The annual review of
research by town historians is now out looking back to the castle as a daunting fortress to yesterday’s milkman, writes Norman Stevens.
The principal article from Kenilworth History 2014 is from celebrated architectural historian Dr Richard Morris regarding the small group of significant Victorian houses in Southbank Road.
The stimulus for the article was the demolition of Wilton House. All illustrations are in colour which brings particular vivacity to the article.
In more recent times, there is an account of the local dairy company, Gee’s, which closed down within living memory.
Another lost business was horn-comb making; Graham Gould, author of many books of photographs of old Kenilworth, has identified through property deeds lent to him activities carried on in houses in Castle Road.

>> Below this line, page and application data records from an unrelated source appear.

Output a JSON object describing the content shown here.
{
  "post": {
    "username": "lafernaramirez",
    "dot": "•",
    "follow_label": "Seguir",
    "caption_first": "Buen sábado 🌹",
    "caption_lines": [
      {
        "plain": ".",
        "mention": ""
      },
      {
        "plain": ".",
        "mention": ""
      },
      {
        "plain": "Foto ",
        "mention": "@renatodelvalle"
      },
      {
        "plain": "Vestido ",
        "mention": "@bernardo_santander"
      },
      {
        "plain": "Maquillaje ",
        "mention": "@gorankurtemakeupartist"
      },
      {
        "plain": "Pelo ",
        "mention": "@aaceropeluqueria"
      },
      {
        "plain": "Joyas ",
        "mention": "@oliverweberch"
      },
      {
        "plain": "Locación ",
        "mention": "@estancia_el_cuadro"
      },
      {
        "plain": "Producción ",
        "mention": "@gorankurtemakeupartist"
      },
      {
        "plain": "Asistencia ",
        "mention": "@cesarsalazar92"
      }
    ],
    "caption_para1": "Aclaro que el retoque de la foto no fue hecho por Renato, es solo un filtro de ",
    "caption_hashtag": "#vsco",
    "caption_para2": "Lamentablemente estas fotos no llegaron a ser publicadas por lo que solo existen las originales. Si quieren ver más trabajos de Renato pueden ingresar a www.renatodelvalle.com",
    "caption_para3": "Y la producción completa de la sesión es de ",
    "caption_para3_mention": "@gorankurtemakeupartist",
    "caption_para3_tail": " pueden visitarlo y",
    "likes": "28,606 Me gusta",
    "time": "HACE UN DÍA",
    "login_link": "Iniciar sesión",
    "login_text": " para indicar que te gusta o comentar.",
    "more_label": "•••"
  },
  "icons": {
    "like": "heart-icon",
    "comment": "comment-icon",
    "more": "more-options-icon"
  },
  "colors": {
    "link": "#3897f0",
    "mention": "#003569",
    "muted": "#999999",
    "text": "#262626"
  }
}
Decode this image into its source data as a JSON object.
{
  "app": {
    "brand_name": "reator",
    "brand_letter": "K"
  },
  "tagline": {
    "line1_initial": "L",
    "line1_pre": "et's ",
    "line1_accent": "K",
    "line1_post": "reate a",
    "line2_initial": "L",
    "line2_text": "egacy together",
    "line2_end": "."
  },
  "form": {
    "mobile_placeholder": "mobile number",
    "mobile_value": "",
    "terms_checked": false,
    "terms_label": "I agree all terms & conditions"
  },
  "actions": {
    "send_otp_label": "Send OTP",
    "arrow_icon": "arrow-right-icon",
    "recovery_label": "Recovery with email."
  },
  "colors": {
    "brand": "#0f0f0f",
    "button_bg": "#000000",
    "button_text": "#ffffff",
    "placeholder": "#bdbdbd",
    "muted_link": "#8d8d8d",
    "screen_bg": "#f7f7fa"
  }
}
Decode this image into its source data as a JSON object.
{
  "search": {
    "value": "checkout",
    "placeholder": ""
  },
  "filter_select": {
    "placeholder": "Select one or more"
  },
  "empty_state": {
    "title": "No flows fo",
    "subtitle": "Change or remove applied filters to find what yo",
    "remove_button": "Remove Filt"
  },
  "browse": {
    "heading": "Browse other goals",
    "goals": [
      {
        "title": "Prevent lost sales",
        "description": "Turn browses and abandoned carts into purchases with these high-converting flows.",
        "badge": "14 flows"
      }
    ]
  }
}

There is a ‘fun’ section of cartoons that were until recently displayed in the ‘Barn’ for young people to help them understand what the Abbey was and stood for, and what went on in it.
More dramatic is an article showing early landscaping of the castle before later occupants – mostly kings, but Robert Dudley, too – reshaped it to the palace whose remains we see today, more or less.
Surrounding the 12th century, squat, ominous Keep was a series of deep protective ditches that the bravest would not have tackled.
And at the practical level, David Brock reminds us of the prodigious amounts of soil that would have been moved as the site developed.
Also including text from Richard Stoney and cover illustrations, Kenilworth History 2014 is priced at £5 and now available to buy from Kenilworth Books.